Segment Start: DATA TO EXAMINE

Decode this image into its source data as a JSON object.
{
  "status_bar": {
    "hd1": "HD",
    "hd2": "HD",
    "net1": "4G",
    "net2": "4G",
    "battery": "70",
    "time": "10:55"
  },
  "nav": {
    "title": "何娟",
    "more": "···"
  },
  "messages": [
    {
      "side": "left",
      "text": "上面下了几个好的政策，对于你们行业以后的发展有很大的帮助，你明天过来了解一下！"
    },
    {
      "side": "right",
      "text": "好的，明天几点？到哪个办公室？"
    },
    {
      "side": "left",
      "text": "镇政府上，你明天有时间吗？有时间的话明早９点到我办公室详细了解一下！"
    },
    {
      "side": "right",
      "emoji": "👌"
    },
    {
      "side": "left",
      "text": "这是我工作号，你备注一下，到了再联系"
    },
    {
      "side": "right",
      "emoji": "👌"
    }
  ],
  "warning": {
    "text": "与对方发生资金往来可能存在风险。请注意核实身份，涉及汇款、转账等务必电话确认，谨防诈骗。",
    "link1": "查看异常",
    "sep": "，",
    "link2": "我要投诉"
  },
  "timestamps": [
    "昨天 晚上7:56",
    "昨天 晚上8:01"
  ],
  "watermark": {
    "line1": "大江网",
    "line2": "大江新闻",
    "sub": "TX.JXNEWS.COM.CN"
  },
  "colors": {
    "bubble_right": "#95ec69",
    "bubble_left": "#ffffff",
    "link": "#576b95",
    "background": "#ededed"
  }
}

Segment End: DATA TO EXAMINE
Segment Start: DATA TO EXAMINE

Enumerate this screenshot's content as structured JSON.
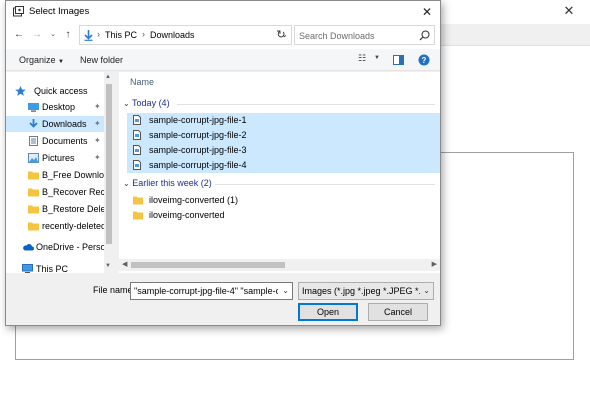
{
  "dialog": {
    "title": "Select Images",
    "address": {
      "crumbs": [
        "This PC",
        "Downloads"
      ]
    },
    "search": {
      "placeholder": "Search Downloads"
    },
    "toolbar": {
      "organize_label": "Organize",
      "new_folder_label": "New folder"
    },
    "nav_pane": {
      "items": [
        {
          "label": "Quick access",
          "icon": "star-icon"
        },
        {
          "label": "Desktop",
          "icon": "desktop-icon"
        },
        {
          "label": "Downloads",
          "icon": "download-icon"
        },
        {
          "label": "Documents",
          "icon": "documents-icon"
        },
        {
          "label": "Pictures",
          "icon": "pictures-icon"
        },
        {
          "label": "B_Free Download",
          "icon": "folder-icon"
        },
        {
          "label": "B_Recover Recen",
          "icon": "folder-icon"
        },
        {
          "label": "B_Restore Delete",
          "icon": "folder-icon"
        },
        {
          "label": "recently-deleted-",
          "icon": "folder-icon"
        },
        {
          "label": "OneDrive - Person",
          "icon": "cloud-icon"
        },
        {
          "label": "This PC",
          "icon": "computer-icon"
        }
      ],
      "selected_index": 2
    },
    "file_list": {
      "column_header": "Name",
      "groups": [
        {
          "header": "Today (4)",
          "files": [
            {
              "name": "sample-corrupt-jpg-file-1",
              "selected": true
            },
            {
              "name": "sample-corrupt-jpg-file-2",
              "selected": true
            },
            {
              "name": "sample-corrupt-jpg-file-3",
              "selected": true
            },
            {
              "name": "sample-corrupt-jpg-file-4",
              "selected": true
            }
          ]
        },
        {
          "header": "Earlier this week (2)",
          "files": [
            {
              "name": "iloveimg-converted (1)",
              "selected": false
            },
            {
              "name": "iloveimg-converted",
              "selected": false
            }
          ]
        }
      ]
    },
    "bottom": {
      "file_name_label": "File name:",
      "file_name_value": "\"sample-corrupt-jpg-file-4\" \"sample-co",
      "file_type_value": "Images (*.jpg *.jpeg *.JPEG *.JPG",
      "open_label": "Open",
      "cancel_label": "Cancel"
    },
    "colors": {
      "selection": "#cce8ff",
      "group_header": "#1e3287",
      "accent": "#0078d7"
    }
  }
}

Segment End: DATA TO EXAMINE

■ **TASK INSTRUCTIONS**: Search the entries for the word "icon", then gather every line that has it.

■ **SOLUTION TO THIS PROBLEM**:
          "icon": "star-icon"
          "icon": "desktop-icon"
          "icon": "download-icon"
          "icon": "documents-icon"
          "icon": "pictures-icon"
          "icon": "folder-icon"
          "icon": "folder-icon"
          "icon": "folder-icon"
          "icon": "folder-icon"
          "icon": "cloud-icon"
          "icon": "computer-icon"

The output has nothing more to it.